• [Provided records]:

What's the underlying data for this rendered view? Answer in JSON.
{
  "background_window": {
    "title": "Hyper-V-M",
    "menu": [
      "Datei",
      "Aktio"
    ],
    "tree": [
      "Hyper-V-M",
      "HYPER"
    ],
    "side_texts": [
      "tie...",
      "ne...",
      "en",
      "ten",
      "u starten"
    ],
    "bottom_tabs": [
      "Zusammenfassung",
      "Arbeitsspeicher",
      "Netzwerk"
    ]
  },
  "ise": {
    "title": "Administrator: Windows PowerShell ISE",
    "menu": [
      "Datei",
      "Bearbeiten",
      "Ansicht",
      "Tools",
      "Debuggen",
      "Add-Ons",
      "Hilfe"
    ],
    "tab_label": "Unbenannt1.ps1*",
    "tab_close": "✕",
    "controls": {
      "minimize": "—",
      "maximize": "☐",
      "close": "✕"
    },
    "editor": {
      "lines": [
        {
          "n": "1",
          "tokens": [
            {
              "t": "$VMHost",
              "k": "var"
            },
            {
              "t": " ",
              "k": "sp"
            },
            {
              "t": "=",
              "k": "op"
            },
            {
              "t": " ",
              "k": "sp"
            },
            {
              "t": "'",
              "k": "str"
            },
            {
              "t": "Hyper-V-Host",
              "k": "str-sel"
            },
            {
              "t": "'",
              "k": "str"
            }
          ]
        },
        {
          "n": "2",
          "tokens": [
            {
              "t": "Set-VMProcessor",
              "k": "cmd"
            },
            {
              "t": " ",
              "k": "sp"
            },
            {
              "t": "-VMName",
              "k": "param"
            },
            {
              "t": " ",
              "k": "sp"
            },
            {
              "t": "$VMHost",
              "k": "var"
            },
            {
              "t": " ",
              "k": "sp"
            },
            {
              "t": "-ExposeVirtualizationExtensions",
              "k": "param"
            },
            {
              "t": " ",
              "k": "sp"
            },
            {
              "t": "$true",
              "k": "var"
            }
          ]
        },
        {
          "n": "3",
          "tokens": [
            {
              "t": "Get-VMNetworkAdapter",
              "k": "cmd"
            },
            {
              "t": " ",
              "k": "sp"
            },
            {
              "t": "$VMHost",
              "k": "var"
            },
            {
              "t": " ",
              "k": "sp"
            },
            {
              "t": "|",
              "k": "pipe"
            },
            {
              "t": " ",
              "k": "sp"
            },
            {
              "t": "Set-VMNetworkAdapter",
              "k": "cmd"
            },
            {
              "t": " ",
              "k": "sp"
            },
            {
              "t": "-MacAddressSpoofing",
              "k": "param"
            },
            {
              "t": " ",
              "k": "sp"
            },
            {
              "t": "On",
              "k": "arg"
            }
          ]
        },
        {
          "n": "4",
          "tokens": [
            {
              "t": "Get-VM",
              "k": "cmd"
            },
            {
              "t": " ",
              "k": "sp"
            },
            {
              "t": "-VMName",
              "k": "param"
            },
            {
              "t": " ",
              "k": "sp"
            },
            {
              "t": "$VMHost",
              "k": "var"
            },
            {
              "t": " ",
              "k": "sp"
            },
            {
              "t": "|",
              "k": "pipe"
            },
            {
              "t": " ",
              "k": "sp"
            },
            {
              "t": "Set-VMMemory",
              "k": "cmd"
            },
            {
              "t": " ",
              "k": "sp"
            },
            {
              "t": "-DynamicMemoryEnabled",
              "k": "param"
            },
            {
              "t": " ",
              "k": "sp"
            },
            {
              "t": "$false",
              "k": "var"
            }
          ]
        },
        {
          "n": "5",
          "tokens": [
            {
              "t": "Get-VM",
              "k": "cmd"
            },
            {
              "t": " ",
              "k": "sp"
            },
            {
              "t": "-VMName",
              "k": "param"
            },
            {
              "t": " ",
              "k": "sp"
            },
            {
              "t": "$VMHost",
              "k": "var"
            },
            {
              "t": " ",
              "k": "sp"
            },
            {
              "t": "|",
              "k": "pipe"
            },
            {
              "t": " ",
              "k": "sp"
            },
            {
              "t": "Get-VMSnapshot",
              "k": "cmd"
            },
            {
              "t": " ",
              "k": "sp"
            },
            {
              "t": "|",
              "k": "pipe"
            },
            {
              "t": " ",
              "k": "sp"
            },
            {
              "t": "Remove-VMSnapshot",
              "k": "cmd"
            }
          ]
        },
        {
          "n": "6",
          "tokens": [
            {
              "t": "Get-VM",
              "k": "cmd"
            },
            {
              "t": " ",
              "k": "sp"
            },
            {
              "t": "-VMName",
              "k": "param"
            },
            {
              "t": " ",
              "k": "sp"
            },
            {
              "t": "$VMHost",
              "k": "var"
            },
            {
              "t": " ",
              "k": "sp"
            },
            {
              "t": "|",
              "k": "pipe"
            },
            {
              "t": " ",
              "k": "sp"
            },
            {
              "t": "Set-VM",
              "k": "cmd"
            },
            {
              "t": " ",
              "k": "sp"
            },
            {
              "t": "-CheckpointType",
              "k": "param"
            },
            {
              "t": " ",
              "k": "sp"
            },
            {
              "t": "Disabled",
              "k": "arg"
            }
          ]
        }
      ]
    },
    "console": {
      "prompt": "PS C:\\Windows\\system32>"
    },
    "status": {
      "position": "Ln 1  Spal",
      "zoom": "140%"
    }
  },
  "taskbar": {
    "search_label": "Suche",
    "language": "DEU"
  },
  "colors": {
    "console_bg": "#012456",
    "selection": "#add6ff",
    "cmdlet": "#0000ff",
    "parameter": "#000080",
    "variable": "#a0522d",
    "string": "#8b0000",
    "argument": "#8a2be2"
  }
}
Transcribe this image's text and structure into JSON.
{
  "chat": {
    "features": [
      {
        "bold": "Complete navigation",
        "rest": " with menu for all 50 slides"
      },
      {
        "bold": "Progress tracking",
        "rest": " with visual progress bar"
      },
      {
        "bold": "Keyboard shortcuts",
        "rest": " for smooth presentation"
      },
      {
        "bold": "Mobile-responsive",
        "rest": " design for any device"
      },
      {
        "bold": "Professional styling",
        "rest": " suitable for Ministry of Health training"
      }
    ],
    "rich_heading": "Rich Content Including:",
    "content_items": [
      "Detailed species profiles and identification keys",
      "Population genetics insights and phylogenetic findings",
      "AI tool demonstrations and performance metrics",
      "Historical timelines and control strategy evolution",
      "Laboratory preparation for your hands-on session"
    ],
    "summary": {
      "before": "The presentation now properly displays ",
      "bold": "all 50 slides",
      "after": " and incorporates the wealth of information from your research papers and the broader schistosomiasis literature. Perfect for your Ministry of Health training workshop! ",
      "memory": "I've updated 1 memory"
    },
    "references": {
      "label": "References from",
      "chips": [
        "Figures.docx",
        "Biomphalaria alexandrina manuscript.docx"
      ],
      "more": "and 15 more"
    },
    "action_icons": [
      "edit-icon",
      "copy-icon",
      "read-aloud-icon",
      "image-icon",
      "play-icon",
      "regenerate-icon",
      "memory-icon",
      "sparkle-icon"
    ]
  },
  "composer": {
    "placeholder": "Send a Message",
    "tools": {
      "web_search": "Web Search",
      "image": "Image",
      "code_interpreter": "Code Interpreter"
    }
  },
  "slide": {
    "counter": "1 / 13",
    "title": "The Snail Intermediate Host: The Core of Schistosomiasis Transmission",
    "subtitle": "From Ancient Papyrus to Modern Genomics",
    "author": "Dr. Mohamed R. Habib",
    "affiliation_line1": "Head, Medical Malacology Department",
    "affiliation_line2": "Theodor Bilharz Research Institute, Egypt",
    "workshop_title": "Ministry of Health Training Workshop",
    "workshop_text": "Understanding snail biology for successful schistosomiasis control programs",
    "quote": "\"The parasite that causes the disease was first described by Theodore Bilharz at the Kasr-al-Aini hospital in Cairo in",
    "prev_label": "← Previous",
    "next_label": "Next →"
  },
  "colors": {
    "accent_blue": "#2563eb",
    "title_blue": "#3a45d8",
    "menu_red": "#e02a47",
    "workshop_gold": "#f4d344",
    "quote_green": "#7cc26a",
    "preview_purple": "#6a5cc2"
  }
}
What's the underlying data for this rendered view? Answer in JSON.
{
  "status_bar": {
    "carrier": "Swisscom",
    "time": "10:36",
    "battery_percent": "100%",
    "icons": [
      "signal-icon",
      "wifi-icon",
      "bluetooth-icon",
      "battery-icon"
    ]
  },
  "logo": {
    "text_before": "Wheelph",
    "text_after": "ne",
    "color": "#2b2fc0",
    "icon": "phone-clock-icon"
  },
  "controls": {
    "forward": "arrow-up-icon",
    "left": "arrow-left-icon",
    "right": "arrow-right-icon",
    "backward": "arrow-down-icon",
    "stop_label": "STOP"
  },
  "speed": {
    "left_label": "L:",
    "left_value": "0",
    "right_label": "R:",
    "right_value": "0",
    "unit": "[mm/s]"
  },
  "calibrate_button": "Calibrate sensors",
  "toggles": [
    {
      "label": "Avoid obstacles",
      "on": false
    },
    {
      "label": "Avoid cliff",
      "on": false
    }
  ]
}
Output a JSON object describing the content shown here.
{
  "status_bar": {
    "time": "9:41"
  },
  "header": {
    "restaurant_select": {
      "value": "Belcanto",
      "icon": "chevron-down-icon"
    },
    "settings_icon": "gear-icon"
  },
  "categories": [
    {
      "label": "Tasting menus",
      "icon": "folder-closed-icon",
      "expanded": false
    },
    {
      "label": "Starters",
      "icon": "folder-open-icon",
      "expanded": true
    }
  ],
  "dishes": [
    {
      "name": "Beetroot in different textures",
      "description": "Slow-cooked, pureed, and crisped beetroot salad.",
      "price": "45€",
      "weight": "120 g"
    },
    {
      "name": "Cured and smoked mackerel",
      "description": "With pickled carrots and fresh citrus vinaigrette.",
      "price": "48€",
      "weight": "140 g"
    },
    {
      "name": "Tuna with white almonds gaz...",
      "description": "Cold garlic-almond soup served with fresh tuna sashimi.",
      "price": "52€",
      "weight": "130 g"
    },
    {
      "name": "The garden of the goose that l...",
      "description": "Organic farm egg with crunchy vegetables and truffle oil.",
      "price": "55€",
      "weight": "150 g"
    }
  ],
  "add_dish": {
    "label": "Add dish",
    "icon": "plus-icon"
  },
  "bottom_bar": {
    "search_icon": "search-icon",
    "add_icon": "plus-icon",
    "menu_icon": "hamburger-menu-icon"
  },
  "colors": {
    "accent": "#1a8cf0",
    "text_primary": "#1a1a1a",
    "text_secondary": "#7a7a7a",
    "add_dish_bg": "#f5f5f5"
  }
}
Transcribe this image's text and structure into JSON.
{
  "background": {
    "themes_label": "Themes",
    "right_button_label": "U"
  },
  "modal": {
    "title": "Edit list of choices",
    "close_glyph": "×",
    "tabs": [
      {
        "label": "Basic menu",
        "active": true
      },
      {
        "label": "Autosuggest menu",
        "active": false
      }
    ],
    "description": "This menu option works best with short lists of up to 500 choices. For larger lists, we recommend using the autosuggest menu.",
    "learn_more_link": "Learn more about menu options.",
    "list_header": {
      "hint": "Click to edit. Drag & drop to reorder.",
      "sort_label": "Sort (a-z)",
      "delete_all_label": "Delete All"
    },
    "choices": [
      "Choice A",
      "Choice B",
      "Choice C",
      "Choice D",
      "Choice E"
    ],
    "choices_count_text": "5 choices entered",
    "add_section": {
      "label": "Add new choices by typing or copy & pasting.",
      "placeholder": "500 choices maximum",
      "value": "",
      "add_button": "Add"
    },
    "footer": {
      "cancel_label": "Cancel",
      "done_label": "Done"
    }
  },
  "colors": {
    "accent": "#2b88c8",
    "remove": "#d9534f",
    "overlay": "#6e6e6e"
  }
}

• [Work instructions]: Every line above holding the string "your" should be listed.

• [Solution]:
      "Laboratory preparation for your hands-on session"
      "after": " and incorporates the wealth of information from your research papers and the broader schistosomiasis literature. Perfect for your Ministry of Health training workshop! ",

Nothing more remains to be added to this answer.